  • Scientists say this can lead to drugs for first responders and soldiers, preventing PTSD and other mental issues.
  • The finding builds on the hygiene hypothesis, first proposed in 1989.

Are modern societies trying too hard to be clean, at the detriment to public health? Scientists discovered that a microorganism living in dirt can actually be good for us, potentially helping the body to fight off stress. Harnessing its powers can lead to a "stress vaccine".

Researchers at the University of Colorado Boulder found that the fatty 10(Z)-hexadecenoic acid from the soil-residing bacterium Mycobacterium vaccae aids immune cells in blocking pathways that increase inflammation and the ability to combat stress.

The study's senior author and Integrative Physiology Professor Christopher Lowry described this fat as "one of the main ingredients" in the "special sauce" that causes the beneficial effects of the bacterium.

The finding goes hand in hand with the "hygiene hypothesis," initially proposed in 1989 by the British scientist David Strachan.

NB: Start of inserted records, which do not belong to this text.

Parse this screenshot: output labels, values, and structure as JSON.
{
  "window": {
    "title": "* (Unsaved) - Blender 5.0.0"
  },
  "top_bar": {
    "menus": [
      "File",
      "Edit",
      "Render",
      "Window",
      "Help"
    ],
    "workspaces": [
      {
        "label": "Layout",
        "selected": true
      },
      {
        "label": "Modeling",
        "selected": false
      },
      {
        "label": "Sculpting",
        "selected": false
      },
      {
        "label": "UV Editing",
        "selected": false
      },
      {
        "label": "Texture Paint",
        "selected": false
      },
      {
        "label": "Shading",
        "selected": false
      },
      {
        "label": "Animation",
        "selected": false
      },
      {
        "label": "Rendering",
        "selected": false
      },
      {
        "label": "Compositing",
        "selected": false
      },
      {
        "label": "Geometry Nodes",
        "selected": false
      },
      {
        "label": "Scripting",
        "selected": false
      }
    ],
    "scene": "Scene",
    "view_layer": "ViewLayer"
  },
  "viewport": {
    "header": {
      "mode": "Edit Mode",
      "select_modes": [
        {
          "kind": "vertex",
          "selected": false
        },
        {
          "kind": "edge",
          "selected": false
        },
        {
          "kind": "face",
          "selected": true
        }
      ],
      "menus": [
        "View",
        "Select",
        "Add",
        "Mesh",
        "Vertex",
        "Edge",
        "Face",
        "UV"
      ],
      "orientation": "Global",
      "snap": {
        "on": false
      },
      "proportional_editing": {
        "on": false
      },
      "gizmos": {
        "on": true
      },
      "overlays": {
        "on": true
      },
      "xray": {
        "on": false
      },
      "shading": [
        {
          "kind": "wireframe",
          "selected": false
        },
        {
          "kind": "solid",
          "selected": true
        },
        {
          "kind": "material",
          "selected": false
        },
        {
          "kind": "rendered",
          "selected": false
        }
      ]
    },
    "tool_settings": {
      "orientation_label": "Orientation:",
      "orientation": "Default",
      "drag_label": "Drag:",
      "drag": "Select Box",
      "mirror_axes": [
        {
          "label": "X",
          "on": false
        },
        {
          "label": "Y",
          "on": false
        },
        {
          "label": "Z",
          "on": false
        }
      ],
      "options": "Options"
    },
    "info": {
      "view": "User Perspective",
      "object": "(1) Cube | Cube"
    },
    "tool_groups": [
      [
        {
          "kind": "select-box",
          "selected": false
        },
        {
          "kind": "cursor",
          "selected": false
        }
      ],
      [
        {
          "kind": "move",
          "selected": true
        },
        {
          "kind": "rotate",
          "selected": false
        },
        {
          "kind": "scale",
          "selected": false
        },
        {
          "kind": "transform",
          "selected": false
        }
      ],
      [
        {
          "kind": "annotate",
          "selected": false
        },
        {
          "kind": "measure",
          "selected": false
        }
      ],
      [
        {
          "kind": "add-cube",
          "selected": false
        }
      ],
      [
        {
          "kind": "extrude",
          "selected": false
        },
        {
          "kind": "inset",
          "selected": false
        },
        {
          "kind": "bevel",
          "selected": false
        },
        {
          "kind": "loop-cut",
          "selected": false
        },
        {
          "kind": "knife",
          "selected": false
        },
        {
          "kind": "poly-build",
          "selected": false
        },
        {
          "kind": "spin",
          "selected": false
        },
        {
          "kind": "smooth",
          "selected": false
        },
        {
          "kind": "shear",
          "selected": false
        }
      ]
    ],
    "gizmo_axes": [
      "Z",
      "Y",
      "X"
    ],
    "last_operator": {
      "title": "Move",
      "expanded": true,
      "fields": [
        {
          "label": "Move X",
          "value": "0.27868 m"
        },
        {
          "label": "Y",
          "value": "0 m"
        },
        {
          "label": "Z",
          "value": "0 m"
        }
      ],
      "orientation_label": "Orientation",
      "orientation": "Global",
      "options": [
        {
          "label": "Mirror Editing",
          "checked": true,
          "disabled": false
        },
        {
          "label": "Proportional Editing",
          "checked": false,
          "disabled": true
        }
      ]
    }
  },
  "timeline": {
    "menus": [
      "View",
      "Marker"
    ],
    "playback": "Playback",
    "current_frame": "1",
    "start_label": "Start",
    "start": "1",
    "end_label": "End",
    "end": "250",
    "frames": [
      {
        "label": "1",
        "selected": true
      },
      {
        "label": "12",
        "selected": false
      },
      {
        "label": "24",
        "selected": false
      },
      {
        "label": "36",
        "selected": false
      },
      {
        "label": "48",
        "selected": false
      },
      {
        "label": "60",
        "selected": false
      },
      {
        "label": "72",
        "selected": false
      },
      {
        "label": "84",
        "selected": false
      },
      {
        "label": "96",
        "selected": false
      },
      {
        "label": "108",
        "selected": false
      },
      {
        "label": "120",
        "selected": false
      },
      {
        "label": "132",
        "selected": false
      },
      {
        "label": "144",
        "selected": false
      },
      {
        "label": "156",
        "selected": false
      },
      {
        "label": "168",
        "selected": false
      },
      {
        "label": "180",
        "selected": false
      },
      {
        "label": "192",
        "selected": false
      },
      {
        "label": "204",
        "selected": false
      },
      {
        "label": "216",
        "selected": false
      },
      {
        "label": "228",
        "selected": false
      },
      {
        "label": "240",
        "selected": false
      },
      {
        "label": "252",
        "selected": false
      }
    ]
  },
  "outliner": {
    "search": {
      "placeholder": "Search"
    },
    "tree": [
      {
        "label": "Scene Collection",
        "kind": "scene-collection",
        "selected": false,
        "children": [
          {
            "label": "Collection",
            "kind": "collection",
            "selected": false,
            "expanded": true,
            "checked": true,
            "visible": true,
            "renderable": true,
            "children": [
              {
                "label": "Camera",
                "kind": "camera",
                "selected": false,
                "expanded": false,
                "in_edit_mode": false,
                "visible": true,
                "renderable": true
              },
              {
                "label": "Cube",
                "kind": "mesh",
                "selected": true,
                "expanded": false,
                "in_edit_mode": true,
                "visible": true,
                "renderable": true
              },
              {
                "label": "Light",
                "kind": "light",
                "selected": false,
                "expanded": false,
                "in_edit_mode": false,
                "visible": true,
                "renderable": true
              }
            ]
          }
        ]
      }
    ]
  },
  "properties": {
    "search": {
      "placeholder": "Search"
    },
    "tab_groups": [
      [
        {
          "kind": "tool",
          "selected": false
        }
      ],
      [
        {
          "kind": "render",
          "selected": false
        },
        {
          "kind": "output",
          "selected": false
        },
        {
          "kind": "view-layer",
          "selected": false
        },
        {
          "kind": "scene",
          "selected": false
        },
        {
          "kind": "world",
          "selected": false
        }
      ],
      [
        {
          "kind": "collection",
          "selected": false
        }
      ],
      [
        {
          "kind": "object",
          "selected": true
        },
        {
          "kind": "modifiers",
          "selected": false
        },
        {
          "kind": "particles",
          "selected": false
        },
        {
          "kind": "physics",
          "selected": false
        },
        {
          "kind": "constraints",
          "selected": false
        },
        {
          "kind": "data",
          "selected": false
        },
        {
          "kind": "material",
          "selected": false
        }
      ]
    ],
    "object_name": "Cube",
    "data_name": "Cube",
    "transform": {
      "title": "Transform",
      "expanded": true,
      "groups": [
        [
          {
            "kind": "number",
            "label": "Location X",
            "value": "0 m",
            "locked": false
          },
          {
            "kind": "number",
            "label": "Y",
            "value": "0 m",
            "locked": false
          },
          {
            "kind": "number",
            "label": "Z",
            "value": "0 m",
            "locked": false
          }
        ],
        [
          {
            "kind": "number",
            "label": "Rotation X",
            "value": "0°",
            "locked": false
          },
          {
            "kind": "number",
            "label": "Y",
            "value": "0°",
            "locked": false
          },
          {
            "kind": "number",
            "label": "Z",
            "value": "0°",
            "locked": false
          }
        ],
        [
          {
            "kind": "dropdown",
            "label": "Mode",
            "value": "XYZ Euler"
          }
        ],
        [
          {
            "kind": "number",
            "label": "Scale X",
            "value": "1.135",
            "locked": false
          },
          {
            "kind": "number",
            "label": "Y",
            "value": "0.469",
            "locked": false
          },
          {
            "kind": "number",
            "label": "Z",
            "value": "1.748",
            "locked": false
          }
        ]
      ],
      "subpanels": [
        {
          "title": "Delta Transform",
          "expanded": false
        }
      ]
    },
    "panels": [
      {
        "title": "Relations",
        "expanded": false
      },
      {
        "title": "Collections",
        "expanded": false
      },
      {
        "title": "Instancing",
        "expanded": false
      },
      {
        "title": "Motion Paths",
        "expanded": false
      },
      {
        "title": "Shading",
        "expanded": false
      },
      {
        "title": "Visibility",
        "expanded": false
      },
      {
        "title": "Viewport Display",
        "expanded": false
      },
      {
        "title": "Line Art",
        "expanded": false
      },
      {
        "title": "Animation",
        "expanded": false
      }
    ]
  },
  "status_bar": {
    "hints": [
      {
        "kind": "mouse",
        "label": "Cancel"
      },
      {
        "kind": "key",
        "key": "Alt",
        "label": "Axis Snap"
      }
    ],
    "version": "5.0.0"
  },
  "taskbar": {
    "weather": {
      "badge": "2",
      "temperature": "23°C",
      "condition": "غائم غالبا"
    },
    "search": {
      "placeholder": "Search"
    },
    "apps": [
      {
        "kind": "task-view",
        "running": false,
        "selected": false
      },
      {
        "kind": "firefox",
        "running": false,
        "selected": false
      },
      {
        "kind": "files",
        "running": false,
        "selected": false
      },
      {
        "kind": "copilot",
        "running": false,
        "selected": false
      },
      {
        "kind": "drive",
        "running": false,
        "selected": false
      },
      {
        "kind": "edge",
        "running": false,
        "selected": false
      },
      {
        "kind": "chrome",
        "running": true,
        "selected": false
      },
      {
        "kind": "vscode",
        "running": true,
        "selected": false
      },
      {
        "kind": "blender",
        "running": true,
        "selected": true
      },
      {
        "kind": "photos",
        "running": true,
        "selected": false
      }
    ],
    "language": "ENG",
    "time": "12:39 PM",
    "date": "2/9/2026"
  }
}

He maintained that our generally sterile modern world prevents children from being exposed to certain microorganisms, resulting in compromised immune systems and greater incidences of asthma and allergies.

Contemporary research fine-tuned the hypothesis, finding that not interacting with so-called "old friends" or helpful microbes in the soil and the environment, rather than the ones that cause illnesses, is what's detrimental. In particular, our mental health could be at stake.

"The idea is that as humans have moved away from farms and an agricultural or hunter-gatherer existence into cities, we have lost contact with organisms that served to regulate our immune system and suppress inappropriate inflammation," explained Lowry. "That has put us at higher risk for inflammatory disease and stress-related psychiatric disorders."

University of Colorado Boulder

Christopher Lowry

This is not the first study on the subject from Lowry, who published previous work showing the connection between being exposed to healthy bacteria and mental health. He found that being raised with animals and dust in a rural environment helps children develop more stress-proof immune systems. Such kids were also likely to be less at risk for mental illnesses than people living in the city without pets.

Lowry's other work also pointed out that the soil-based bacterium Mycobacterium vaccae acts like an antidepressant when injected into rodents. It alters their behavior and has lasting anti-inflammatory effects on the brain, according to the press release from the University of Colorado Boulder. Prolonged inflammation can lead to such stress-related disorders as PTSD.

The new study from Lowry and his team identified why that worked by pinpointing the specific fatty acid responsible. They showed that when the 10(Z)-hexadecenoic acid gets into cells, it works like a lock, attaching itself to the peroxisome proliferator-activated receptor (PPAR). This allows it to block a number of key pathways responsible for inflammation. Pre-treating the cells with the acid (or lipid) made them withstand inflammation better.

Lowry thinks this understanding can lead to creating a "stress vaccine" that can be given to people in high-stress jobs, like first responders or soldiers. The vaccine can prevent the psychological effects of stress.

What's more, this friendly bacterium is not the only potentially helpful organism we can find in soil.

"This is just one strain of one species of one type of bacterium that is found in the soil but there are millions of other strains in soils," said Lowry. "We are just beginning to see the tip of the iceberg in terms of identifying the mechanisms through which they have evolved to keep us healthy. It should inspire awe in all of us."

Check out the study published in the journal Psychopharmacology.